In its 65 years of publication, Personnel Journal has reported on a wide variety of workplace issues, from the serious to the silly. Some samples follow:
- 1932--Harold F. Clark of Columbia University surveyed lifetime earnings for an array of occupations in 1930 and reported two years later that doctors and lawyers topped his list and could expect to make $117,000 in their lifetimes. Farmers, who were at the bottom of the list, could expect to reap $14,000 in the course of their lives.
In the middle of the spectrum came dentists, who could count on lifetime renumeration of $108,000; social workers, $57,000; journalists, $44,000; skilled laborers, $40,000; public school teachers, $30,000, and unskilled laborers, $20,000.
- 1943--Not surprisingly, "Girls in War Plants" concerned an increase in personnel problems that its author tied to the influx of women in defense plants and the moral letdown that accompanies wars.
He complained of loose-talking girls; increased spending in saloons, cabarets, public dance halls and gambling houses; a lack of feminine modesty; surreptitious love-making and a rash of open flirting.
- 1949--An article headlined "Cheap Labor!" told of a company that hired dogs to help security guards patrol company land, but fired them after a union protest.
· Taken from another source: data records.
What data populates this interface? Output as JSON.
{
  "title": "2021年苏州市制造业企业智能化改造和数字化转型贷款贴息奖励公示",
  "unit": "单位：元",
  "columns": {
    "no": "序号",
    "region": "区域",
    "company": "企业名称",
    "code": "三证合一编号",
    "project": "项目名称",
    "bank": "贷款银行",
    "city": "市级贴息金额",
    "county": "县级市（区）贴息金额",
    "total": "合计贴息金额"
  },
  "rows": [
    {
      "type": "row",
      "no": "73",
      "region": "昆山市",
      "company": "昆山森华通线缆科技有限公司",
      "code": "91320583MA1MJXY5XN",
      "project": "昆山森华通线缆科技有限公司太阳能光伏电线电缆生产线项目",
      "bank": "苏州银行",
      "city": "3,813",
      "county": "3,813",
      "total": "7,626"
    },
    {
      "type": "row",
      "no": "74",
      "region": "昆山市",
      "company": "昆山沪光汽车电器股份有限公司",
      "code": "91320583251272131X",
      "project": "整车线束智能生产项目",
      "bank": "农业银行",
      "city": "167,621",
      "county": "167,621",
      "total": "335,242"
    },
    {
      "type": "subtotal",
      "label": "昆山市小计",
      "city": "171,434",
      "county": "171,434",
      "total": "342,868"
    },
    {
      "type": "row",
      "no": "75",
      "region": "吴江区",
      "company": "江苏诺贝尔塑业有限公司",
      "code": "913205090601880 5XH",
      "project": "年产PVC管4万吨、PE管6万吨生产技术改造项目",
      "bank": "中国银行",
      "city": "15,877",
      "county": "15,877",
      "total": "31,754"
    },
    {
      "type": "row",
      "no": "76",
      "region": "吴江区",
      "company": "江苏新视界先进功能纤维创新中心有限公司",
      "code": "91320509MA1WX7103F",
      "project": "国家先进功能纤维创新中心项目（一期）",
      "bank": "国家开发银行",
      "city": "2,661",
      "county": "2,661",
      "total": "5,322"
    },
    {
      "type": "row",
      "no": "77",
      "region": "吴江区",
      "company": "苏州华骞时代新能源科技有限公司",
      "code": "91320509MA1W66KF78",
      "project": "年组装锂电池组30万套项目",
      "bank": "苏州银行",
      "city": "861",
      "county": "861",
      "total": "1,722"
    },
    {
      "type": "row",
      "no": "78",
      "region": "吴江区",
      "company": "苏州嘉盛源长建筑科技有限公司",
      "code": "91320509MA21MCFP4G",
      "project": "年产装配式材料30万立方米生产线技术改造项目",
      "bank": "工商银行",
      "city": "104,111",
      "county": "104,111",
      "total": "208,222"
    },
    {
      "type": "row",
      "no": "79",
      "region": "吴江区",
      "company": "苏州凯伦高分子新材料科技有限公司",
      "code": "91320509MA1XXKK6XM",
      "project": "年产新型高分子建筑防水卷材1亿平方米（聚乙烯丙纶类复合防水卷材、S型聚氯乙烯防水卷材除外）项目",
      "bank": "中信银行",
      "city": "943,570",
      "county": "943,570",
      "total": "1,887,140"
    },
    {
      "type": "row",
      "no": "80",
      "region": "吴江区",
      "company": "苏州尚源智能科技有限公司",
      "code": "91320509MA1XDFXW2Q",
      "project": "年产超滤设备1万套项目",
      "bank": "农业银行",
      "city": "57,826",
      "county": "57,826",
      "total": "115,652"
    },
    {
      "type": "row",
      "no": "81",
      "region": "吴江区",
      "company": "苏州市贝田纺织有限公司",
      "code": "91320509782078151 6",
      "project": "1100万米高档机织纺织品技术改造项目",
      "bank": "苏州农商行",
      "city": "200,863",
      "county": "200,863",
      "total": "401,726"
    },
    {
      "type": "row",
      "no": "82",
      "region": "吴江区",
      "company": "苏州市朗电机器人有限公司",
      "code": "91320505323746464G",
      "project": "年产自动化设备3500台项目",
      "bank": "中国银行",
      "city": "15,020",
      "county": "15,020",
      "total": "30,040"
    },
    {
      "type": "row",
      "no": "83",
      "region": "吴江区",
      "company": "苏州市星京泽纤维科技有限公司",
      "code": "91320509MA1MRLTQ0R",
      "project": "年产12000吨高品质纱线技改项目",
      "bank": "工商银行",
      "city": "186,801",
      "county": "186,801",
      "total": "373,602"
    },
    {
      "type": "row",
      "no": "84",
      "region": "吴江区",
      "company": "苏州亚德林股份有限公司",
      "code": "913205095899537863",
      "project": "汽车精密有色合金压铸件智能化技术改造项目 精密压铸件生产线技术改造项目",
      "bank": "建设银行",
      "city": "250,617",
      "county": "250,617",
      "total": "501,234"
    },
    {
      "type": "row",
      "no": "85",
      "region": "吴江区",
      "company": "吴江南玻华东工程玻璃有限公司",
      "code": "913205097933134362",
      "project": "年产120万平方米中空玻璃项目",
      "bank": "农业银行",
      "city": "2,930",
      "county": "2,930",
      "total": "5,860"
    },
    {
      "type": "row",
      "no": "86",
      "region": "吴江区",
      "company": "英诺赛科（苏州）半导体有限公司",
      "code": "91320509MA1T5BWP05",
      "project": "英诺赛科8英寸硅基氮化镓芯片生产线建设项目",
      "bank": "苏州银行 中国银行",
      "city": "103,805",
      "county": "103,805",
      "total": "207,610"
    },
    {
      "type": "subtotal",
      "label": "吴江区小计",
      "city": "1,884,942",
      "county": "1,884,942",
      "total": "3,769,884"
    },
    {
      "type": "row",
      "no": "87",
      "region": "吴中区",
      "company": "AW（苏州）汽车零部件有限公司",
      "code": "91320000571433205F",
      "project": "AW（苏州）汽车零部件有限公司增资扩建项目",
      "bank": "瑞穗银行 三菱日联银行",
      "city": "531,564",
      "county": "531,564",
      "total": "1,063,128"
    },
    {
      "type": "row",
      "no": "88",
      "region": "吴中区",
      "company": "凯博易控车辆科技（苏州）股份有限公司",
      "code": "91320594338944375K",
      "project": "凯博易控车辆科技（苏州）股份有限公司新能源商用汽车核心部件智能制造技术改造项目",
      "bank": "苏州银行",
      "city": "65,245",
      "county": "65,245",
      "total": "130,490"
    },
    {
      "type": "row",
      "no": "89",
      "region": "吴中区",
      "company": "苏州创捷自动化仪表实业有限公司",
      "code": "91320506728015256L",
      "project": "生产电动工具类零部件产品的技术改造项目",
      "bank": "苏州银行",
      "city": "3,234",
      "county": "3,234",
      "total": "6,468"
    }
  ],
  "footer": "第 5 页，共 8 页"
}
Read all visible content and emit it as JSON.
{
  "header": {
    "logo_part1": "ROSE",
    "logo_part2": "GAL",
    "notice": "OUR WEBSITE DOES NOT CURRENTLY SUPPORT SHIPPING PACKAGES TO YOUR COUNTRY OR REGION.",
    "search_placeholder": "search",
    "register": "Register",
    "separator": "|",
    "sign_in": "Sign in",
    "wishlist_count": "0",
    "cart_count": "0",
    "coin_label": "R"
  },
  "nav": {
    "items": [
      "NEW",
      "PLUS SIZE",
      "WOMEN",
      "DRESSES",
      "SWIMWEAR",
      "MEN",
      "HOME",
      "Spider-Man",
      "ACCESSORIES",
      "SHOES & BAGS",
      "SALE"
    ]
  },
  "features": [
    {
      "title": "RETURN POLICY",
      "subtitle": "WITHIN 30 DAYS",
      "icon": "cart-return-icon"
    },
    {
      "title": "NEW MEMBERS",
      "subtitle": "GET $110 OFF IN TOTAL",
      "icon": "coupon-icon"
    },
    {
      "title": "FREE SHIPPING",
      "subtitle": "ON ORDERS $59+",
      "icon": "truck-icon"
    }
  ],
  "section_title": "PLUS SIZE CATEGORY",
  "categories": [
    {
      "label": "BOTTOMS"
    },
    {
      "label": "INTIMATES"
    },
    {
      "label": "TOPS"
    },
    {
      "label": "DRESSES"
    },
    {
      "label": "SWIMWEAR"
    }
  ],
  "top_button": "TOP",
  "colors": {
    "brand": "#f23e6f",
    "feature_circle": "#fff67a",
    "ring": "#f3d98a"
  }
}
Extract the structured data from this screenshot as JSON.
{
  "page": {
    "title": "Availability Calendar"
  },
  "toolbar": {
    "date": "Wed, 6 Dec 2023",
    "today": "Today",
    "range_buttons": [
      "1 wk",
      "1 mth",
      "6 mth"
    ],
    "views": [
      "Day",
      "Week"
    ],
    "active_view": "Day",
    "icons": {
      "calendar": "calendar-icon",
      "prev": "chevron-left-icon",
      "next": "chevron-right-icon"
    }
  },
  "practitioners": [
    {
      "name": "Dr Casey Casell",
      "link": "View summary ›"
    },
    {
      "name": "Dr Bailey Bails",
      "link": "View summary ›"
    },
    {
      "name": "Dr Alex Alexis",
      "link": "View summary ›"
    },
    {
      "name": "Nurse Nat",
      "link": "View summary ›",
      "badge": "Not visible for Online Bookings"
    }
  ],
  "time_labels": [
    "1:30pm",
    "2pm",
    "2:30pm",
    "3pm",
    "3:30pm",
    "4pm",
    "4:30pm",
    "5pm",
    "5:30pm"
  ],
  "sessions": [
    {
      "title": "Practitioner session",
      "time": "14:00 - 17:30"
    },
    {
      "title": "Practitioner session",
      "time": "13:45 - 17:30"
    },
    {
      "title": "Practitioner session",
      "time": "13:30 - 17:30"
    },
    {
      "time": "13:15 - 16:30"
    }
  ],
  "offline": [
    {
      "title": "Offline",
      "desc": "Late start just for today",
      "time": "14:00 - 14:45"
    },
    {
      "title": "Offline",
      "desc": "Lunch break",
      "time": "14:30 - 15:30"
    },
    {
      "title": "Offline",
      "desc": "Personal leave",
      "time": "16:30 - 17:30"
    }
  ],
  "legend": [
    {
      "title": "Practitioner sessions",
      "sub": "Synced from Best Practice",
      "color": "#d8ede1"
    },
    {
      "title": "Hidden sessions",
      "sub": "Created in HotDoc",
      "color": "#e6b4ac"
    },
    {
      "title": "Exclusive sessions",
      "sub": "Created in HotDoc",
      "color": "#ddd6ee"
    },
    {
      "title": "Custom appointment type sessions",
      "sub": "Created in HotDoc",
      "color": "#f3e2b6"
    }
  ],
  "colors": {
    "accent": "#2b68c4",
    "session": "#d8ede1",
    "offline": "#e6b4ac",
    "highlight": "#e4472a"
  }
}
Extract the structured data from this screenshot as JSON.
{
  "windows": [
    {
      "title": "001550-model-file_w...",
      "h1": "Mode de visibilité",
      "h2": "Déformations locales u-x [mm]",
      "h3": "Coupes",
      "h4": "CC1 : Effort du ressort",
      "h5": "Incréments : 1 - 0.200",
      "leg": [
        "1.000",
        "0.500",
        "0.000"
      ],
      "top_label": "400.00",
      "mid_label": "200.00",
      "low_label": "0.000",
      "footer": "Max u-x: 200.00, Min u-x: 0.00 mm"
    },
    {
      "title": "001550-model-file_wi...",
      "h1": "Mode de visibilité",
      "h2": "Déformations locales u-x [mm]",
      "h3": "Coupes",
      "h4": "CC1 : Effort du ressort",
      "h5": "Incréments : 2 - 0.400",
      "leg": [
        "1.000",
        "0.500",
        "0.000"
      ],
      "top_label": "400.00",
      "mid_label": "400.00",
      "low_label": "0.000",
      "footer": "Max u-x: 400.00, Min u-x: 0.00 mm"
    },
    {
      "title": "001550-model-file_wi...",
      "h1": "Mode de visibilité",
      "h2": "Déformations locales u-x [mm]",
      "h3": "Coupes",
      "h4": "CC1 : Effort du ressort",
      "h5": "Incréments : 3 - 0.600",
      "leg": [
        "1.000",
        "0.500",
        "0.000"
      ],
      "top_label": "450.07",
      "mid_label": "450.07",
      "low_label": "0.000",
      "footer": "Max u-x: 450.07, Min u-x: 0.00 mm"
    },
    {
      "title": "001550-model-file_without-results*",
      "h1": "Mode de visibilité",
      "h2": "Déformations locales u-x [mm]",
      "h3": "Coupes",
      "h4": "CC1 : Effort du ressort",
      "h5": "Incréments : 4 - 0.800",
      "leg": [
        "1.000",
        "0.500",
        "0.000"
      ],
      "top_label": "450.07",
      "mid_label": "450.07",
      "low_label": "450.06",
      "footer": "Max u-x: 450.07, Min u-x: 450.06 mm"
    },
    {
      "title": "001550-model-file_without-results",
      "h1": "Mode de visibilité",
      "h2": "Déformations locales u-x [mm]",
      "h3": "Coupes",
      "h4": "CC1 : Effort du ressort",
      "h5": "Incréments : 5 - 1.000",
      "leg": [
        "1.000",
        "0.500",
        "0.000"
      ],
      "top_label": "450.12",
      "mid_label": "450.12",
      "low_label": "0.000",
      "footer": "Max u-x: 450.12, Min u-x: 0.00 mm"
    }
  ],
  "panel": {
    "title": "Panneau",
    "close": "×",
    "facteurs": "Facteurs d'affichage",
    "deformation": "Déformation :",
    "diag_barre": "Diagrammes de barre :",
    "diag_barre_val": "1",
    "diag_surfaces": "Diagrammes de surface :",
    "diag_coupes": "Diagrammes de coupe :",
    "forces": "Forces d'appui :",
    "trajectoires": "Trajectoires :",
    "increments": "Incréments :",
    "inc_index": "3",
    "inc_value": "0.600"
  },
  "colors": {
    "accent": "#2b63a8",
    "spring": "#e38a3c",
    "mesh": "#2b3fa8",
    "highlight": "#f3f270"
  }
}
The report continued, "Consequently it was not surprising to read of the Auckland, New Zealand, firm which is being sued by the Electrical Workers Union on the charge of unfair labor practice for employing a ferret to pull 600 feet of wire through a conduit.
"The trick saved the firm the cost of several weeks' work by electricians," the article said. "The union charged the company with employing an unregistered worker, paying insufficient wages and for engaging an under-aged worker."
- 1973--Personnel Journal ran a story headlined "Young Executives: A Source of New Ethics?" that looked at whether the "youth cult" would bring a new brand of morality to the workplace. The authors decided that business managers could breath easy, because "they are not being invaded by a group of young, naive purists, who will threaten the ethics of the firm."
An accompanying editorial, however, said it all: "Business students do not represent an upcoming influx of new ethical standards."